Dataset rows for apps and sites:
::::::::::
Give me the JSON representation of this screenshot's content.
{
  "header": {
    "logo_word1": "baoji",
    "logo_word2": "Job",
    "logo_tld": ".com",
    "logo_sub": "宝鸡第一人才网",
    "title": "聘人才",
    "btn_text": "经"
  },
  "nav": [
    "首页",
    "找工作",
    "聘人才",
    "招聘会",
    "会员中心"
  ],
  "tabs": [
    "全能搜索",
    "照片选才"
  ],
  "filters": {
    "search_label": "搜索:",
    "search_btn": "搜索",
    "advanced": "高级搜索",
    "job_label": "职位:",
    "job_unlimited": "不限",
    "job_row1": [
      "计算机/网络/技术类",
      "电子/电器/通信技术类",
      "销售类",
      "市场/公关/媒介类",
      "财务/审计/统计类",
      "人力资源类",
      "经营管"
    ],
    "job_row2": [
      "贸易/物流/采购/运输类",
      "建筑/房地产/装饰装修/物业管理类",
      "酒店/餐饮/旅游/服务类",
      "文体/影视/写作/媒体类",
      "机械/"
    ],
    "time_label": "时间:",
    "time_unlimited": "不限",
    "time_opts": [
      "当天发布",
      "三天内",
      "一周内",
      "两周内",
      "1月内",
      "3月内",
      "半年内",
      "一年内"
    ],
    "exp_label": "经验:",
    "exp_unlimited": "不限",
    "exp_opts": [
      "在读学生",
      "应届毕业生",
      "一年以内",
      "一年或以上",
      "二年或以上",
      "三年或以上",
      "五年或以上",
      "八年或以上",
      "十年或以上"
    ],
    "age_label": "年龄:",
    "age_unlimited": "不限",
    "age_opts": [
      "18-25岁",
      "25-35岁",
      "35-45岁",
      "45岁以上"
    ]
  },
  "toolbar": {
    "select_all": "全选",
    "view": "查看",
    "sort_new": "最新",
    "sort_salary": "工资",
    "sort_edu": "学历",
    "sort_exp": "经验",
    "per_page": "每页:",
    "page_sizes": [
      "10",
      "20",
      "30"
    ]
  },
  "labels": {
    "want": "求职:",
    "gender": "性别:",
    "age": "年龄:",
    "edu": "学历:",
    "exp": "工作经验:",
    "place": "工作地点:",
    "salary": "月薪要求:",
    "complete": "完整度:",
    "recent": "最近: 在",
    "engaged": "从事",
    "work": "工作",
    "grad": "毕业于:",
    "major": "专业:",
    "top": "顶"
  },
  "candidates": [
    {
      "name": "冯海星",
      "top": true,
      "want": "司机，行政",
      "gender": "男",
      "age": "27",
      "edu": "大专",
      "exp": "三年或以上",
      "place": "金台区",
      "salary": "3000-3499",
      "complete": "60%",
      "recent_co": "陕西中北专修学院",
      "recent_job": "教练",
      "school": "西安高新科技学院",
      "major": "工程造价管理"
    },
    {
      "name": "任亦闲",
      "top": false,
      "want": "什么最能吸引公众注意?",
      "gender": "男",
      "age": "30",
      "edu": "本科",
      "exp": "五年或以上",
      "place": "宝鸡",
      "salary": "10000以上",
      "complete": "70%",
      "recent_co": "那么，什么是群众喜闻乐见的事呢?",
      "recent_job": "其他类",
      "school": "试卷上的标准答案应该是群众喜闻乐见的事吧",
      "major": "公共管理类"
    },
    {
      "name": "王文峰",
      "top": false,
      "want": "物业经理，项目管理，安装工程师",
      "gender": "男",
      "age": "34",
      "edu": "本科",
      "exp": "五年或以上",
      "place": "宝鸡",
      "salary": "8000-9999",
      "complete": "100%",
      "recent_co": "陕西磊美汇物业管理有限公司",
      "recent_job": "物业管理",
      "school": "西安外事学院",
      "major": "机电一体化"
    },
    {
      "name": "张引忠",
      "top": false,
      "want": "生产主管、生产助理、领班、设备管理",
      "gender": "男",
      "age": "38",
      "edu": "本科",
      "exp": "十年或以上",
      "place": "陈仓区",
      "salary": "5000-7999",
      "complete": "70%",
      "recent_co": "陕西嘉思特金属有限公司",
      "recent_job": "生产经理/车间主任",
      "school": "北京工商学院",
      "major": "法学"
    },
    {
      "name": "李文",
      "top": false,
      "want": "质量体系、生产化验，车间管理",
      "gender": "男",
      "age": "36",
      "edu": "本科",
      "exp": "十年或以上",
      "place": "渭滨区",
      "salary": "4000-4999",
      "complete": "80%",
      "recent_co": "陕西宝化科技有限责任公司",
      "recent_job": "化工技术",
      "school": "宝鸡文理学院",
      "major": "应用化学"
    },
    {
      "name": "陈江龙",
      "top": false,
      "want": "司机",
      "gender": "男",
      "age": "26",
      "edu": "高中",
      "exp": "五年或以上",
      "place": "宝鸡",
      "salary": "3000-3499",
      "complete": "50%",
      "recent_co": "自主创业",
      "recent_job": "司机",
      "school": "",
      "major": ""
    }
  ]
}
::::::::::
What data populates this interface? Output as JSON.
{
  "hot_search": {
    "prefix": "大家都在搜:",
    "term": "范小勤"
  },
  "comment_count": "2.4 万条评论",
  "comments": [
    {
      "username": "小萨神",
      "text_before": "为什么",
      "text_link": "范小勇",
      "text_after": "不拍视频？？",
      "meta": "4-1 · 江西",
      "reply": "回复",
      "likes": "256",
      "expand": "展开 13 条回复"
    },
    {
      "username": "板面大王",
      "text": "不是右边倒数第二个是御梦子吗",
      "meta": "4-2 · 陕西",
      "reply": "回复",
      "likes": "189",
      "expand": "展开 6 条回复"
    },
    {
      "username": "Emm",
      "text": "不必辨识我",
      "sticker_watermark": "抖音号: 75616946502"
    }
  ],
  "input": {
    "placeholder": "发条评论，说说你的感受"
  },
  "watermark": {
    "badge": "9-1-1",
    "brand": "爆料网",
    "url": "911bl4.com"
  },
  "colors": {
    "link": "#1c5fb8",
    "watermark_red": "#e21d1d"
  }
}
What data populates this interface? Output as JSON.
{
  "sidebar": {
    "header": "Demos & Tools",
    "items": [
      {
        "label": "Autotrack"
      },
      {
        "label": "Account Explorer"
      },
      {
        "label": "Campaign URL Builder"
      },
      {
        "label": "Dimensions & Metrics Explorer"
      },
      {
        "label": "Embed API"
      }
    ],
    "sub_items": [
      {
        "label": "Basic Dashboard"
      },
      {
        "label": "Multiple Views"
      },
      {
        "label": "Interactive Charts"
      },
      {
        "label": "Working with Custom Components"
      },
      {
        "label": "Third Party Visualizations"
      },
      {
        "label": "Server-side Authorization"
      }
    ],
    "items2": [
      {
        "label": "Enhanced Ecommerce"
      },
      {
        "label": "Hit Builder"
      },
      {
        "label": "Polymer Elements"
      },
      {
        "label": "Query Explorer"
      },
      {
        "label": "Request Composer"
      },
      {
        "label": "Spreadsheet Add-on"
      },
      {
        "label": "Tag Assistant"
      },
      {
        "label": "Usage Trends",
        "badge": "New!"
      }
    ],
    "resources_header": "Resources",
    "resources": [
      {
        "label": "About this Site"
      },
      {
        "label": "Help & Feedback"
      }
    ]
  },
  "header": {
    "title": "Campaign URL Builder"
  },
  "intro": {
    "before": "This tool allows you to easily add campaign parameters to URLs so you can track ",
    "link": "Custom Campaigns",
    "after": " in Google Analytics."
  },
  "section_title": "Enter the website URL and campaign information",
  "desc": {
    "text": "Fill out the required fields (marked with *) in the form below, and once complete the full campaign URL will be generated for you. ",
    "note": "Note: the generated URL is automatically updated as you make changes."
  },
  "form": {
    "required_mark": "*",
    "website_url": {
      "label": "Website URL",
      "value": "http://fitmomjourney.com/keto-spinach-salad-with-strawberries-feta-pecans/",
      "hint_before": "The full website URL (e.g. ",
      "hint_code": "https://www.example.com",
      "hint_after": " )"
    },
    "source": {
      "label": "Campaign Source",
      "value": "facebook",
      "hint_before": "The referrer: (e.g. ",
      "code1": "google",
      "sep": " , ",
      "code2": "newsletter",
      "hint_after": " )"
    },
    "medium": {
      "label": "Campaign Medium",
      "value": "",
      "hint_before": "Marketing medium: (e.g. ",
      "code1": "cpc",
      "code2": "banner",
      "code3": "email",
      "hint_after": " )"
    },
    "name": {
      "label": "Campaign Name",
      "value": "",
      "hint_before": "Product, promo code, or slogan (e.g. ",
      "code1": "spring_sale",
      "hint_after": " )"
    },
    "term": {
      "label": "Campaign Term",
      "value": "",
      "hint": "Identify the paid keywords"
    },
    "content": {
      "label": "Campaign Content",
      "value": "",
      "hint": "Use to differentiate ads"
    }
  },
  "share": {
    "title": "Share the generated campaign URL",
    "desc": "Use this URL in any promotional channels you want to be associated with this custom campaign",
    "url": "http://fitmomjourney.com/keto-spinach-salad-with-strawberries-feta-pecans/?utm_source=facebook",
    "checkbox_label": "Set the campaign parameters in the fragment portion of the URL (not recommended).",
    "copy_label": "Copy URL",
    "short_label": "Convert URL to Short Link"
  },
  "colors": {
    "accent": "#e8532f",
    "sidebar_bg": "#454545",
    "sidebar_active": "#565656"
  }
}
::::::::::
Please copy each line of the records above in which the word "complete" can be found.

    "complete": "完整度:",
      "complete": "60%",
      "complete": "70%",
      "complete": "100%",
      "complete": "70%",
      "complete": "80%",
      "complete": "50%",
    "text": "Fill out the required fields (marked with *) in the form below, and once complete the full campaign URL will be generated for you. ",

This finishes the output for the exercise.